Tags

, ,

There are a few fundamental reasons why I am (adamantly) not religious. At its most basic, I do not see anything about the universe which requires a supernatural explanation, force, or ever-present father figure. Beyond this, I fundamentally disagree with religious forms of knowledge like revelation and divine dictation, and disagree that religion is a prime player in the origin of morality of any kind.

To these ends, I have found two simple challenges that I have never heard answers to. The first deals with the inadequacy of religious knowledge in the face of science, and the second contests that morality can of course be achieved without being a religious person.

I then defer to two of the “Four Horsemen” (or “New Atheists”), Sam Harris and the late Christopher Hitchens:

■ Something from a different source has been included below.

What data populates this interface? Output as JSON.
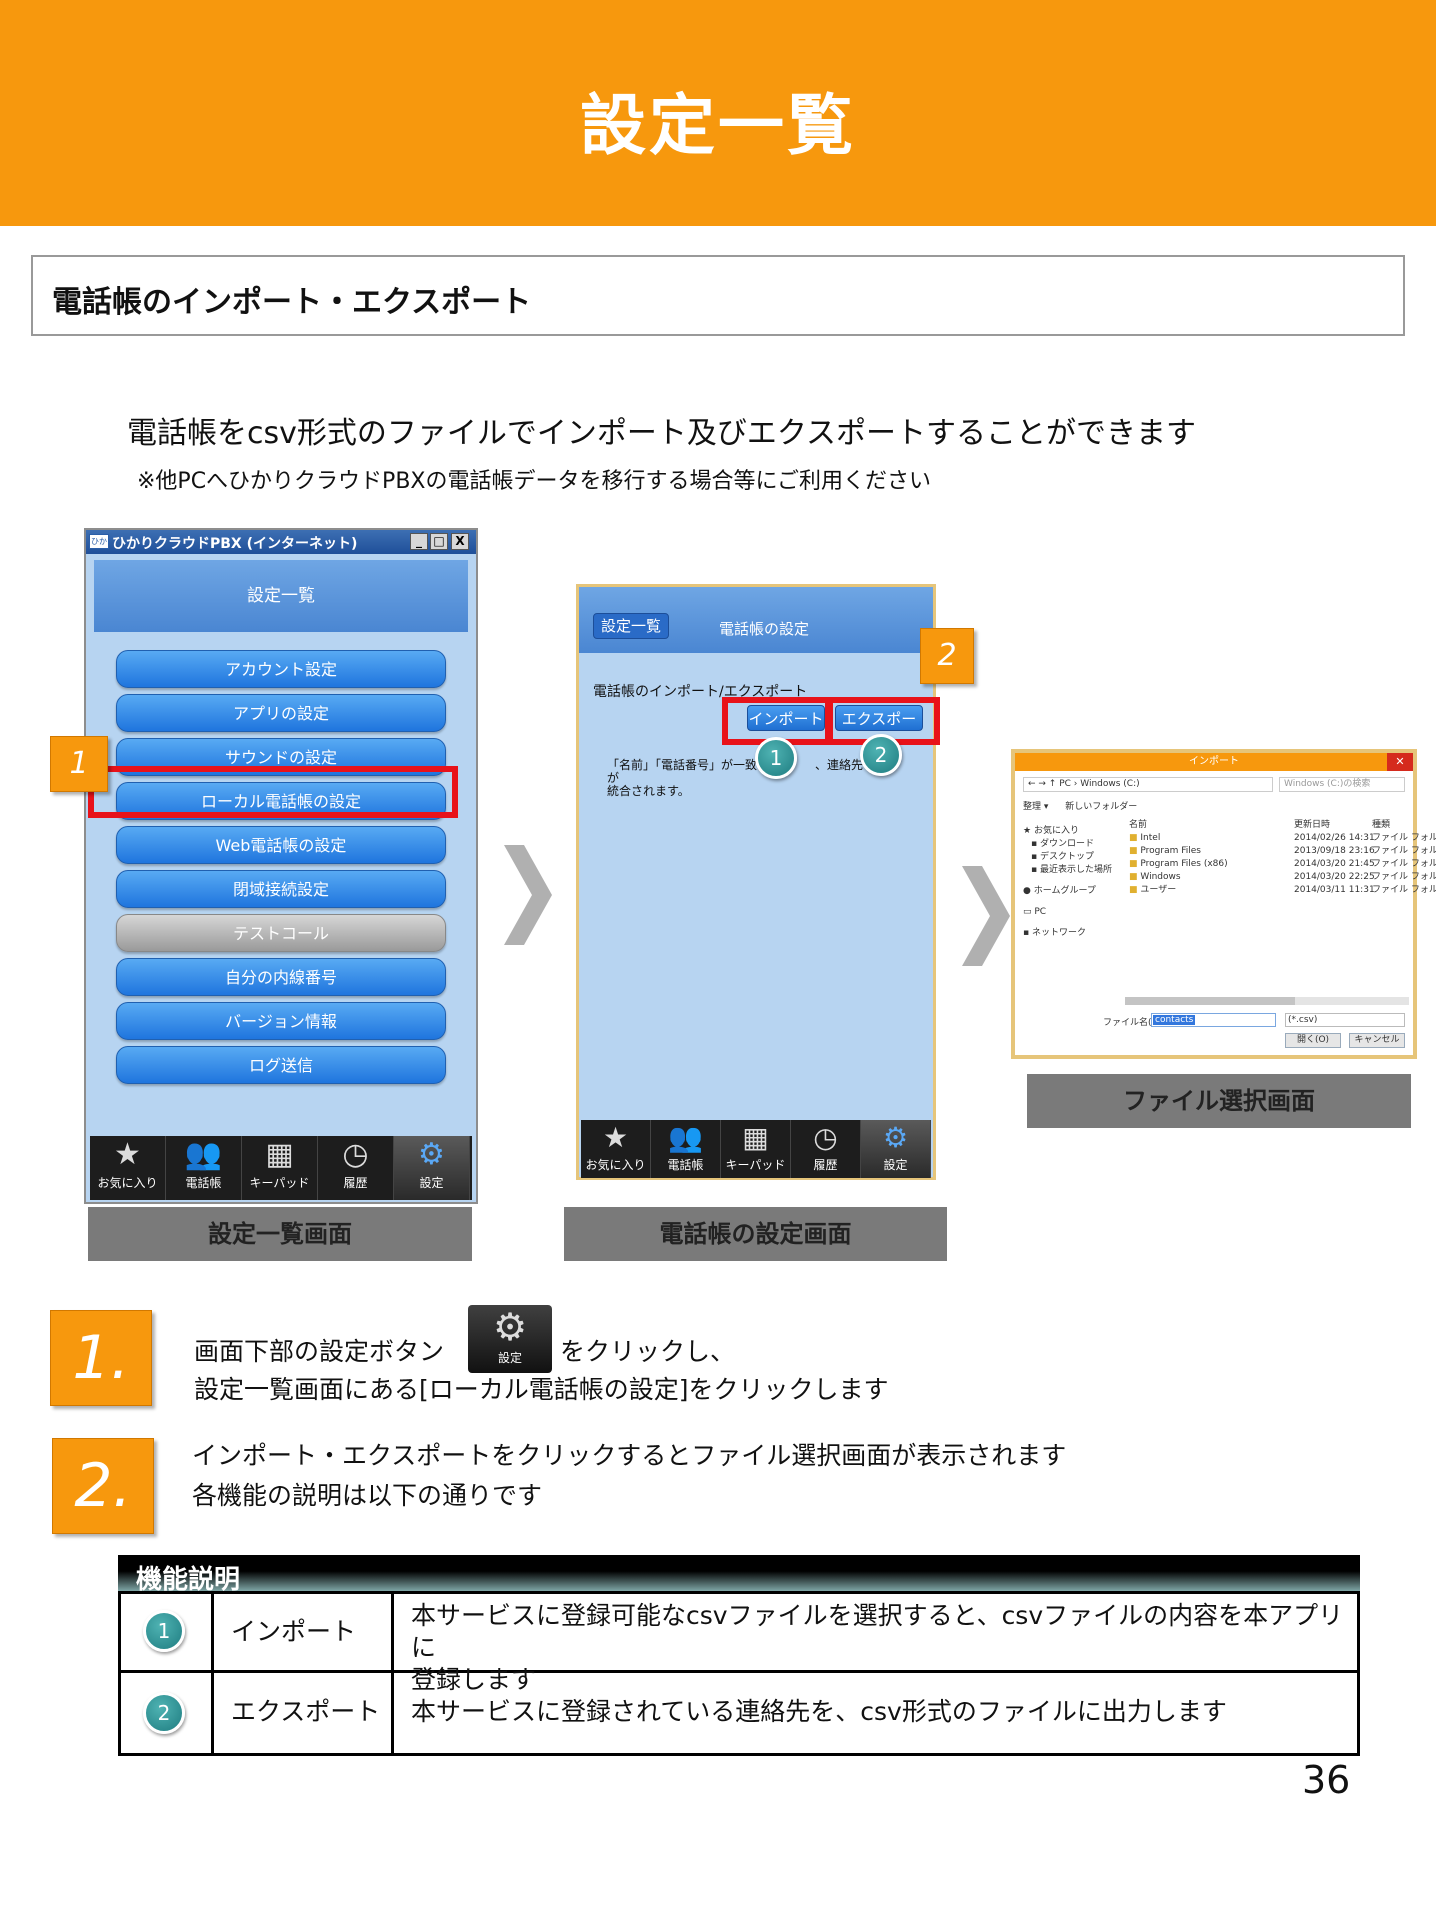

For example, I can imagine that religion will never come up with a better explanation for atomic interactions than the standard model for particle physics, a better explanation for the diversity of life than evolution, a better explanation for the intricacies of a waterfall than fluid dynamics, etc. To me, the offered religious explanation to a scientific question always makes less sense. For instance, while the last few popes have accepted the theory of evolution, they still claim that Adam and Eve were real (which we know is impossible) and that the human mind could never be crafted by evolution (the conclusion which all the evidence we have contradicts). These caveats only point out the continued falterings of religious knowledge in the face of testable science.

This challenge reminds me of a similar one offered by the late great Christopher Hitchens, who questioned the moral privilege of religion:

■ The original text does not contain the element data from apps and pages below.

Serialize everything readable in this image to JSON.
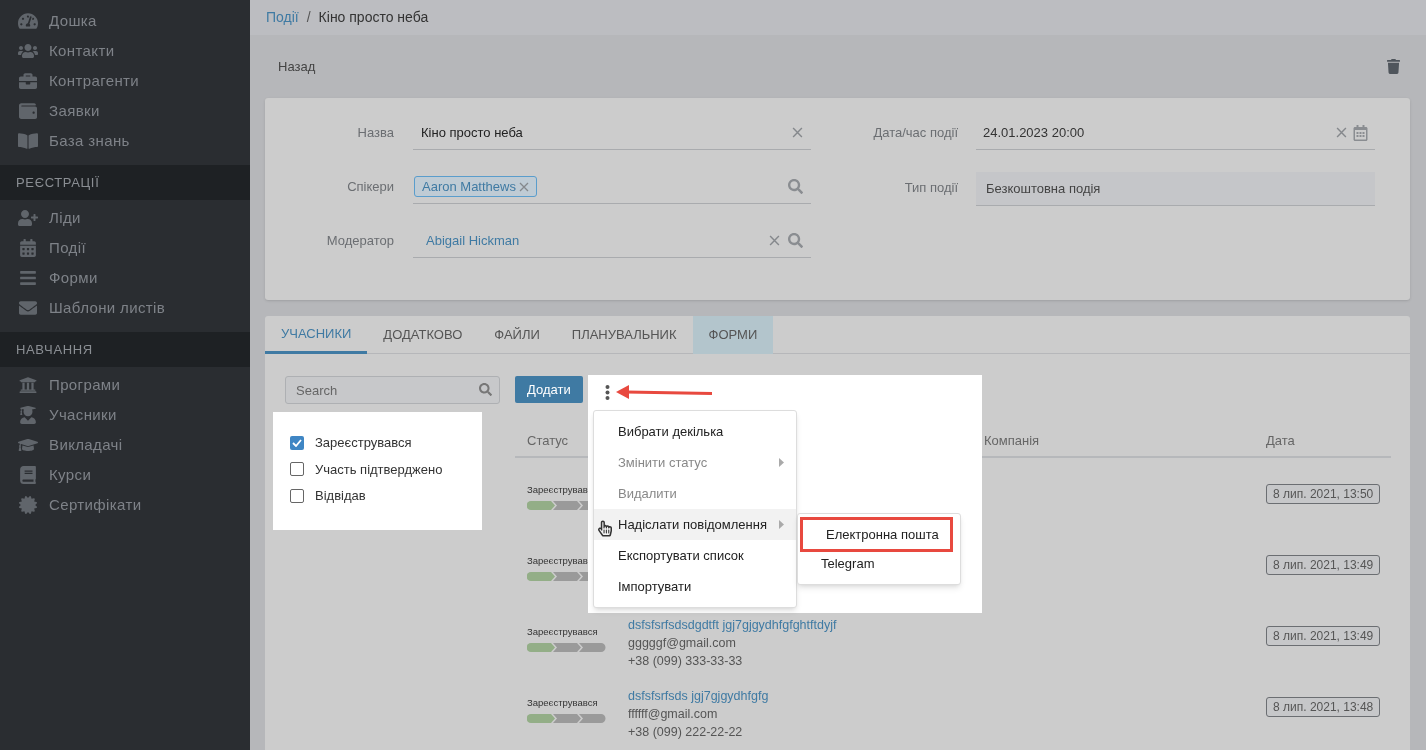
{
  "sidebar": {
    "sections": [
      {
        "items": [
          {
            "label": "Дошка"
          },
          {
            "label": "Контакти"
          },
          {
            "label": "Контрагенти"
          },
          {
            "label": "Заявки"
          },
          {
            "label": "База знань"
          }
        ]
      },
      {
        "heading": "РЕЄСТРАЦІЇ",
        "items": [
          {
            "label": "Ліди"
          },
          {
            "label": "Події"
          },
          {
            "label": "Форми"
          },
          {
            "label": "Шаблони листів"
          }
        ]
      },
      {
        "heading": "НАВЧАННЯ",
        "items": [
          {
            "label": "Програми"
          },
          {
            "label": "Учасники"
          },
          {
            "label": "Викладачі"
          },
          {
            "label": "Курси"
          },
          {
            "label": "Сертифікати"
          }
        ]
      }
    ]
  },
  "breadcrumb": [
    {
      "label": "Події",
      "link": true
    },
    {
      "label": "Кіно просто неба",
      "link": false
    }
  ],
  "breadcrumb_separator": "/",
  "back_label": "Назад",
  "form": {
    "left": [
      {
        "label": "Назва",
        "kind": "text",
        "value": "Кіно просто неба",
        "clearable": true,
        "searchable": false
      },
      {
        "label": "Спікери",
        "kind": "chips",
        "chips": [
          "Aaron Matthews"
        ],
        "clearable": false,
        "searchable": true
      },
      {
        "label": "Модератор",
        "kind": "link",
        "value": "Abigail Hickman",
        "clearable": true,
        "searchable": true
      }
    ],
    "right": [
      {
        "label": "Дата/час події",
        "kind": "date",
        "value": "24.01.2023 20:00",
        "clearable": true
      },
      {
        "label": "Тип події",
        "kind": "readonly",
        "value": "Безкоштовна подія",
        "clearable": false
      }
    ]
  },
  "tabs": [
    {
      "label": "УЧАСНИКИ",
      "selected": true,
      "highlighted": false
    },
    {
      "label": "ДОДАТКОВО",
      "selected": false,
      "highlighted": false
    },
    {
      "label": "ФАЙЛИ",
      "selected": false,
      "highlighted": false
    },
    {
      "label": "ПЛАНУВАЛЬНИК",
      "selected": false,
      "highlighted": false
    },
    {
      "label": "ФОРМИ",
      "selected": false,
      "highlighted": true
    }
  ],
  "search": {
    "placeholder": "Search"
  },
  "filters": [
    {
      "label": "Зареєструвався",
      "checked": true
    },
    {
      "label": "Участь підтверджено",
      "checked": false
    },
    {
      "label": "Відвідав",
      "checked": false
    }
  ],
  "add_button": "Додати",
  "table": {
    "columns": [
      "Статус",
      "Компанія",
      "Дата"
    ],
    "rows": [
      {
        "status": "Зареєстрував",
        "level": 0.33,
        "date": "8 лип. 2021, 13:50"
      },
      {
        "status": "Зареєстрував",
        "level": 0.33,
        "date": "8 лип. 2021, 13:49"
      },
      {
        "status": "Зареєструвався",
        "level": 0.33,
        "name": "dsfsfsrfsdsdgdtft jgj7gjgydhfgfghtftdyjf",
        "email": "gggggf@gmail.com",
        "phone": "+38 (099) 333-33-33",
        "date": "8 лип. 2021, 13:49"
      },
      {
        "status": "Зареєструвався",
        "level": 0.33,
        "name": "dsfsfsrfsds jgj7gjgydhfgfg",
        "email": "ffffff@gmail.com",
        "phone": "+38 (099) 222-22-22",
        "date": "8 лип. 2021, 13:48"
      }
    ]
  },
  "menu": {
    "items": [
      {
        "label": "Вибрати декілька",
        "disabled": false,
        "submenu": false,
        "hovered": false
      },
      {
        "label": "Змінити статус",
        "disabled": true,
        "submenu": true,
        "hovered": false
      },
      {
        "label": "Видалити",
        "disabled": true,
        "submenu": false,
        "hovered": false
      },
      {
        "label": "Надіслати повідомлення",
        "disabled": false,
        "submenu": true,
        "hovered": true
      },
      {
        "label": "Експортувати список",
        "disabled": false,
        "submenu": false,
        "hovered": false
      },
      {
        "label": "Імпортувати",
        "disabled": false,
        "submenu": false,
        "hovered": false
      }
    ],
    "submenu": [
      {
        "label": "Електронна пошта",
        "highlighted": true
      },
      {
        "label": "Telegram",
        "highlighted": false
      }
    ]
  }
}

In short,

Name one moral or ethical action or behavior committed or carried out by a believer that could not have been committed or carried out by an atheist.

As one of the common rails against atheists is that we have no absolute moral foundation and are therefore an outburst away from a raping and killing spree, this challenge is all the more important. In my view, if you cannot separate out how morality is different for the religious and the non-religious, or at least how one is inaccessible to the other, I do not see where the argument for morality’s religious exclusivity lies.

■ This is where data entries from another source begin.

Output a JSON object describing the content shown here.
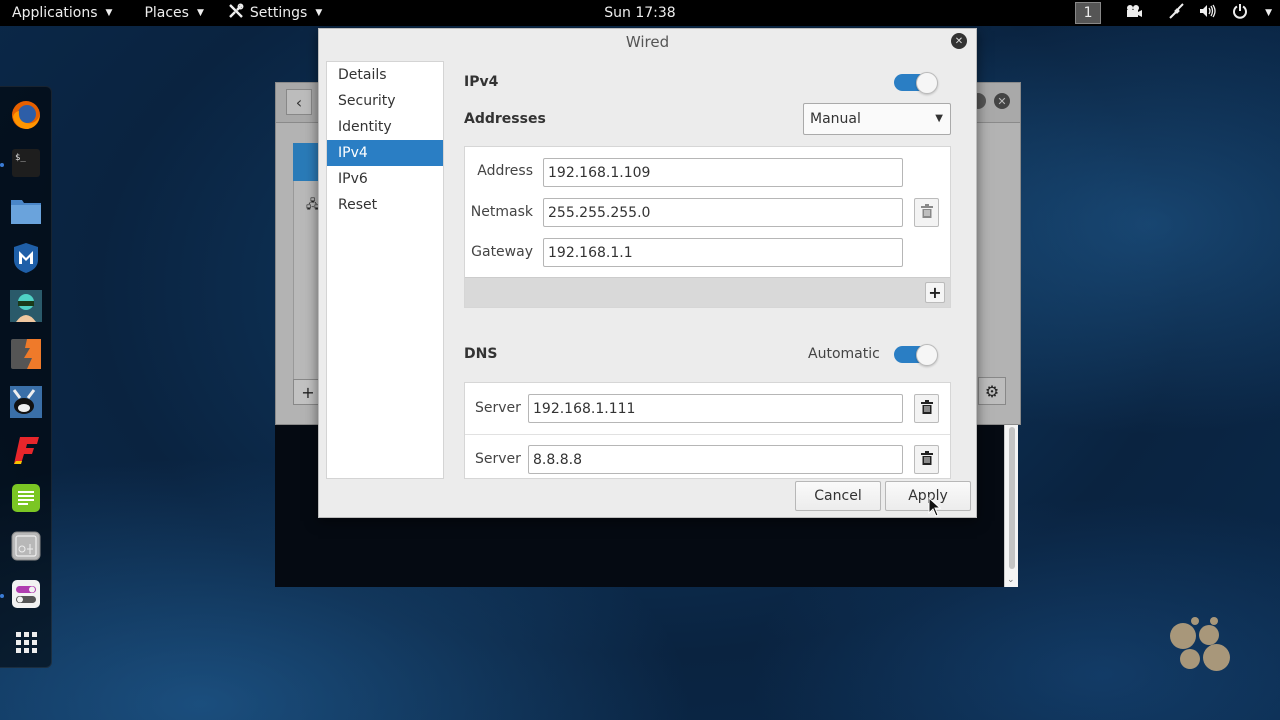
{
  "topbar": {
    "menus": [
      {
        "label": "Applications",
        "icon": "caret-down-icon"
      },
      {
        "label": "Places",
        "icon": "caret-down-icon"
      },
      {
        "label": "Settings",
        "icon": "tools-icon"
      }
    ],
    "clock": "Sun 17:38",
    "workspace": "1",
    "tray": [
      "camera-icon",
      "network-wired-icon",
      "volume-icon",
      "power-icon"
    ]
  },
  "dock": {
    "items": [
      {
        "name": "firefox",
        "icon": "firefox-icon",
        "running": false
      },
      {
        "name": "terminal",
        "icon": "terminal-icon",
        "running": true
      },
      {
        "name": "files",
        "icon": "folder-icon",
        "running": false
      },
      {
        "name": "metasploit",
        "icon": "metasploit-icon",
        "running": false
      },
      {
        "name": "armitage",
        "icon": "armitage-icon",
        "running": false
      },
      {
        "name": "burpsuite",
        "icon": "burpsuite-icon",
        "running": false
      },
      {
        "name": "beef",
        "icon": "beef-icon",
        "running": false
      },
      {
        "name": "faraday",
        "icon": "faraday-icon",
        "running": false
      },
      {
        "name": "leafpad",
        "icon": "text-editor-icon",
        "running": false
      },
      {
        "name": "cutycapt",
        "icon": "screenshot-icon",
        "running": false
      },
      {
        "name": "settings",
        "icon": "toggle-settings-icon",
        "running": true
      },
      {
        "name": "show-apps",
        "icon": "app-grid-icon",
        "running": false
      }
    ]
  },
  "dialog": {
    "title": "Wired",
    "nav": [
      "Details",
      "Security",
      "Identity",
      "IPv4",
      "IPv6",
      "Reset"
    ],
    "active_nav": "IPv4",
    "ipv4": {
      "title": "IPv4",
      "enabled": true,
      "addresses_label": "Addresses",
      "method": "Manual",
      "fields": [
        {
          "label": "Address",
          "value": "192.168.1.109"
        },
        {
          "label": "Netmask",
          "value": "255.255.255.0"
        },
        {
          "label": "Gateway",
          "value": "192.168.1.1"
        }
      ]
    },
    "dns": {
      "title": "DNS",
      "automatic_label": "Automatic",
      "automatic": true,
      "servers": [
        {
          "label": "Server",
          "value": "192.168.1.111"
        },
        {
          "label": "Server",
          "value": "8.8.8.8"
        }
      ]
    },
    "buttons": {
      "cancel": "Cancel",
      "apply": "Apply"
    }
  }
}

Answering these simple challenges would go a long way in establishing a foothold for religious ideas in either morality or knowledge. As of yet, I have not heard any and remain unconvinced that religion deserves any province in either realm.

If you indeed have an answer to either challenge, let me know in the comments.

Advertisements